Town politicials say ‘chronic underfunding’ has led to secondary school pupils who come from poorer households in Hartlepool lagging more than two years behind their peers nationwide.
Think tank The Education Policy Institute found in Hartlepool the gap academically compared to non-disadvantaged pupils nationally is 24.1 months.
While in wealthier places such as Kensington and Chelsea in London, disadvantaged pupils are actually performing ahead of non-disadvantaged pupils nationally by two and a half months.
Hartlepool politicians have blamed ‘chronic underfunding’ from an ‘unsympathetic’ government for contributing to the lag.
But the Department for Education says schools in Hartlepool will get an extra £6.6million this year through the pupil premium to help close the gap.
Hartlepool MP Mike Hill said: “These figures are astonishing, but are not surprising when you factor in that London gets on average £360m more in funding for education than the North East.
“There is no doubt that local authorities and schools in the region are chronically underfunded and in the case of Hartlepool, where funding for children’s education and social services is reaching crisis point, although we don’t top the table in this particular instance it doesn’t mean our children aren’t lagging behind.”
Mr Hill praised Hartlepool Borough Council in funding holiday hunger schemes and headteachers ‘phenomenal’ initiatives to help pupils from disadvantaged backgrounds.
But he added: “The truth is that while Government funding formulas remain as they are our kids will continue to fall behind academically and that is simply not good enough or acceptable.
“Our young people deserve a much better start in life.”
Councillor Brenda Harrison, chair of Hartlepool’s Children’s Services Committee, met Mr Hill last week to ask for his support over special educational needs funding and he pledged to raise it in Parliament.
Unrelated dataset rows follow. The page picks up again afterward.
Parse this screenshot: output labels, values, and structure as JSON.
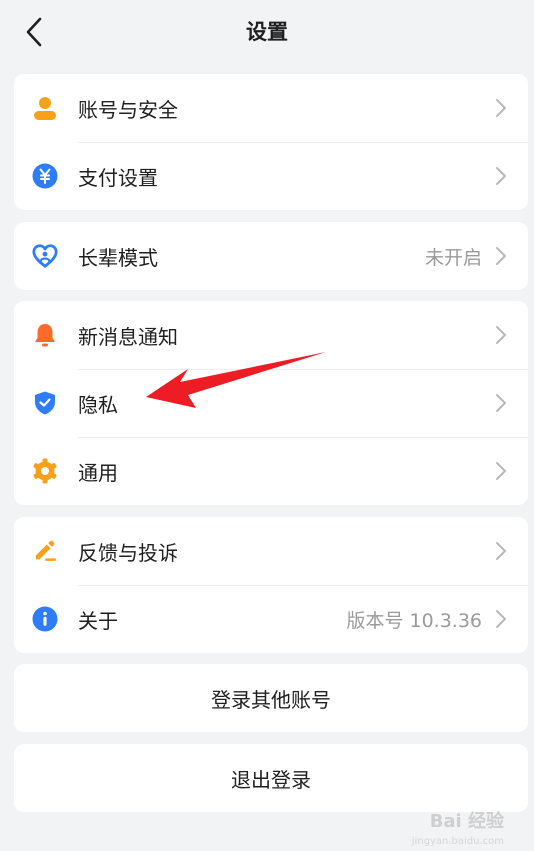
{
  "header": {
    "title": "设置"
  },
  "groups": [
    {
      "items": [
        {
          "label": "账号与安全",
          "icon": "user-icon",
          "value": ""
        },
        {
          "label": "支付设置",
          "icon": "yuan-icon",
          "value": ""
        }
      ]
    },
    {
      "items": [
        {
          "label": "长辈模式",
          "icon": "heart-icon",
          "value": "未开启"
        }
      ]
    },
    {
      "items": [
        {
          "label": "新消息通知",
          "icon": "bell-icon",
          "value": ""
        },
        {
          "label": "隐私",
          "icon": "shield-icon",
          "value": ""
        },
        {
          "label": "通用",
          "icon": "gear-icon",
          "value": ""
        }
      ]
    },
    {
      "items": [
        {
          "label": "反馈与投诉",
          "icon": "pencil-icon",
          "value": ""
        },
        {
          "label": "关于",
          "icon": "info-icon",
          "value": "版本号 10.3.36"
        }
      ]
    }
  ],
  "buttons": {
    "switch_account": "登录其他账号",
    "logout": "退出登录"
  },
  "watermark": {
    "text": "Bai 经验",
    "sub": "jingyan.baidu.com"
  },
  "colors": {
    "background": "#f2f3f5",
    "card": "#ffffff",
    "orange": "#f7a11a",
    "blue": "#2f7df6",
    "red_orange": "#ff6a2b",
    "annotation_red": "#ee1c25"
  }
}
Coun Harrison said: “Though this is a national problem, in Hartlepool we are seeing the results of education cuts, years of deprivation, the roll out of Universal Credit, continued high unemployment and a general lack of empathy or even sympathy from Central Government.
“The schools in our town are doing an excellent job of delivering quality education under very difficult circumstances and this will only get even more difficult with continued cuts.
“Education – and all the areas it covers – needs resourcing. Our children do deserve the best start in life, as Mike says, and they have a right to the best quality of education.
“They are the future and we must look after them.”
The Department for Education said under the national funding formula, Hartlepool schools will attract 1.3% more money per pupil by 2019-20, compared to 2017-18, equivalent to £60 per pupil, or £900,000 in total.
It added Hartlepool’s 2019-20 funding per pupil will be £4,752 compared to £4,685 nationally.
A spokesperson said: “We’re making sure young people have the best possible education, no matter where they live or their background.
“School funding will rise to a record £43.5 billion by 2020 – 50% more in real terms per pupil than in 2000 – and we are continuing to ensure this is distributed fairly across the country based on schools’ individual needs, putting an end to the previous unfair system.
“As well as the new, fairer approach to national school funding we continue to provide extra funding for disadvantaged children through the pupil premium, worth more than £2.4bn this year alone.
“This year, schools in Hartlepool will receive an extra £6.6million through the pupil premium, and we look to them to use it effectively.”